Apparently, Times upper management loves to make sport of the competition.
Well dress us up and call us Sally! It’s getting hard to hear any actual news today over the choruses of Bronx cheers flying between The Wall Street Journal and The New York Times today. In yet another iteration of the battle of PR one-upsmanship surrounding today’s launch of the Journal‘s New York metro section, the Times has gotten nasty, sending a saucily-worded “welcome” memo from Times Co. chairman Arthur Sulzburger and CEO Janet Robinson.
The opening graf alone is packed with witty jabs and zingers, not to mention an appeal to the stately Times‘ seniority over the Journal (fitting, given the differing levels of gravitas in each paper’s New York coverage):
After 120 years of existence, The Wall Street Journal this morning has finally decided to cover New York north of Wall Street. In the spirit of journalistic camaraderie, we welcome the Journal’s new local section. The New York Times has been the paper of record in New York for nearly 160 years, and we know just how difficult it can be for start-ups to develop a following.
Such wit!
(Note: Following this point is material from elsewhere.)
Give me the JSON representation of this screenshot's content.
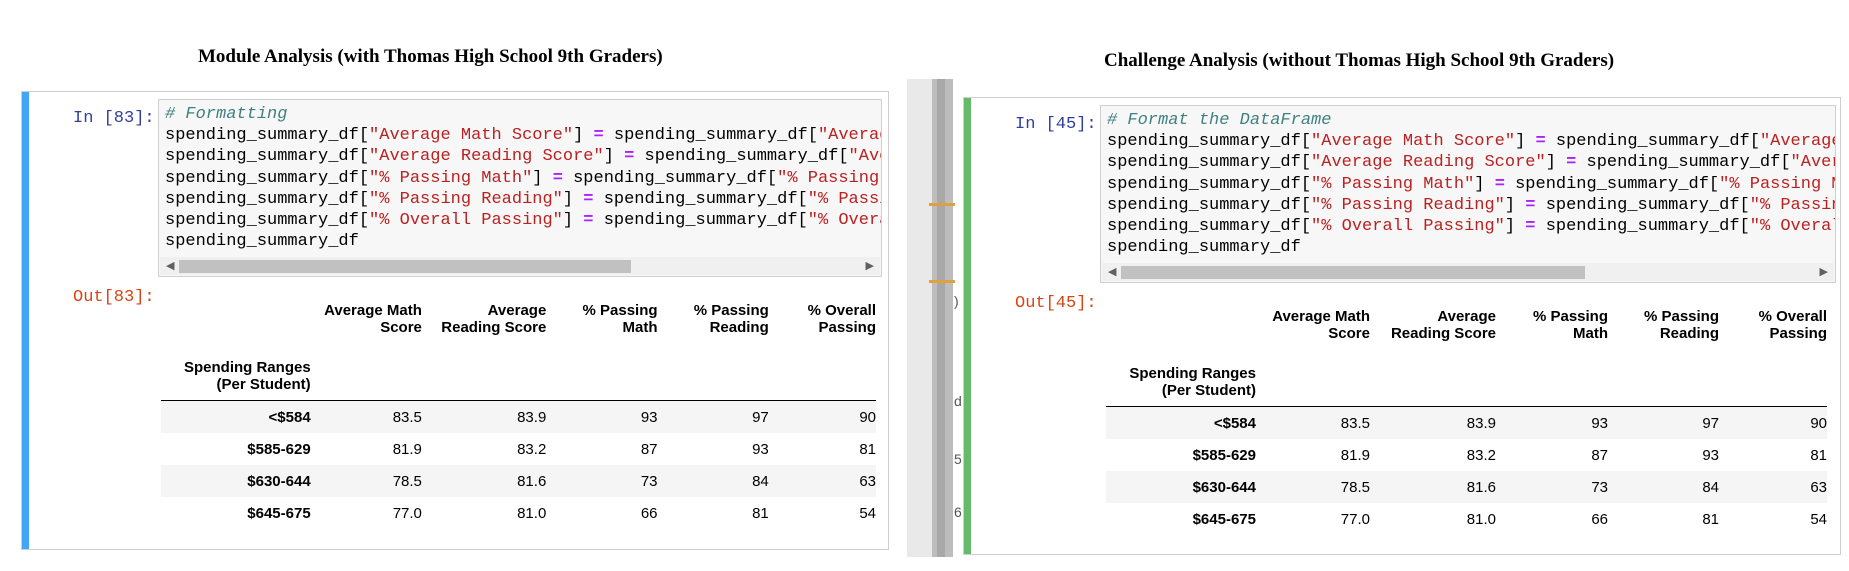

Who knew the Grey Lady was so adept at playing the dozens!
The memo then goes on to assert the Times‘ current dominance — highlighting among other things its broad reach among affluent New Yorkers, its hefty market share among advertisers and the number of Broadway shows its readers attend every year (on average, four!).
And then, a final blow, right to the kisser:
If you happen to know anyone who works for the Journal’s new section and he or she wants any additional information about the greater New York region, tell them to check out NYTimes.com’s always very helpful archive.
We’re glad to see the Times is not above a little high-minded “Nanny nanny boo boo.”
Full memo available at Romenesko.